(Records contained in a dataset)
= = = =
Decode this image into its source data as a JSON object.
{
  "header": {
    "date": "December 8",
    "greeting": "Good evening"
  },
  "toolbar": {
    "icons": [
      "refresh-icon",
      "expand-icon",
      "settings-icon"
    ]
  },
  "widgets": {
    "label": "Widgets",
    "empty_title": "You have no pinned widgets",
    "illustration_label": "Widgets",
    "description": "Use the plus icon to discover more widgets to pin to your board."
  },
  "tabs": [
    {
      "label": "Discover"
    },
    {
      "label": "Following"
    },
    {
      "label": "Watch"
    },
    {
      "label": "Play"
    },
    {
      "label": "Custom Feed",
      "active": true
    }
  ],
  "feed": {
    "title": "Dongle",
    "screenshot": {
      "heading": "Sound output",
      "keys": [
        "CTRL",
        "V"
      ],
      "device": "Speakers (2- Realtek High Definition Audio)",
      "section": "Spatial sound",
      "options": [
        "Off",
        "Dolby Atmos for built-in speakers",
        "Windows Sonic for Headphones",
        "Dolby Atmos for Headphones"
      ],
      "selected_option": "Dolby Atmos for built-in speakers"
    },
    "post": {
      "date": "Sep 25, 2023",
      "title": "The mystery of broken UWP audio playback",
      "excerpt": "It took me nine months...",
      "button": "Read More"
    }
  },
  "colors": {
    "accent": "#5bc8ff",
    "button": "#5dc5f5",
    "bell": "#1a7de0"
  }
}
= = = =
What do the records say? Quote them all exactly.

_Output below_:
Decode this image into its source data as a JSON object.
{
  "header": {
    "date": "December 8",
    "greeting": "Good evening"
  },
  "toolbar": {
    "icons": [
      "refresh-icon",
      "expand-icon",
      "settings-icon"
    ]
  },
  "widgets": {
    "label": "Widgets",
    "empty_title": "You have no pinned widgets",
    "illustration_label": "Widgets",
    "description": "Use the plus icon to discover more widgets to pin to your board."
  },
  "tabs": [
    {
      "label": "Discover"
    },
    {
      "label": "Following"
    },
    {
      "label": "Watch"
    },
    {
      "label": "Play"
    },
    {
      "label": "Custom Feed",
      "active": true
    }
  ],
  "feed": {
    "title": "Dongle",
    "screenshot": {
      "heading": "Sound output",
      "keys": [
        "CTRL",
        "V"
      ],
      "device": "Speakers (2- Realtek High Definition Audio)",
      "section": "Spatial sound",
      "options": [
        "Off",
        "Dolby Atmos for built-in speakers",
        "Windows Sonic for Headphones",
        "Dolby Atmos for Headphones"
      ],
      "selected_option": "Dolby Atmos for built-in speakers"
    },
    "post": {
      "date": "Sep 25, 2023",
      "title": "The mystery of broken UWP audio playback",
      "excerpt": "It took me nine months...",
      "button": "Read More"
    }
  },
  "colors": {
    "accent": "#5bc8ff",
    "button": "#5dc5f5",
    "bell": "#1a7de0"
  }
}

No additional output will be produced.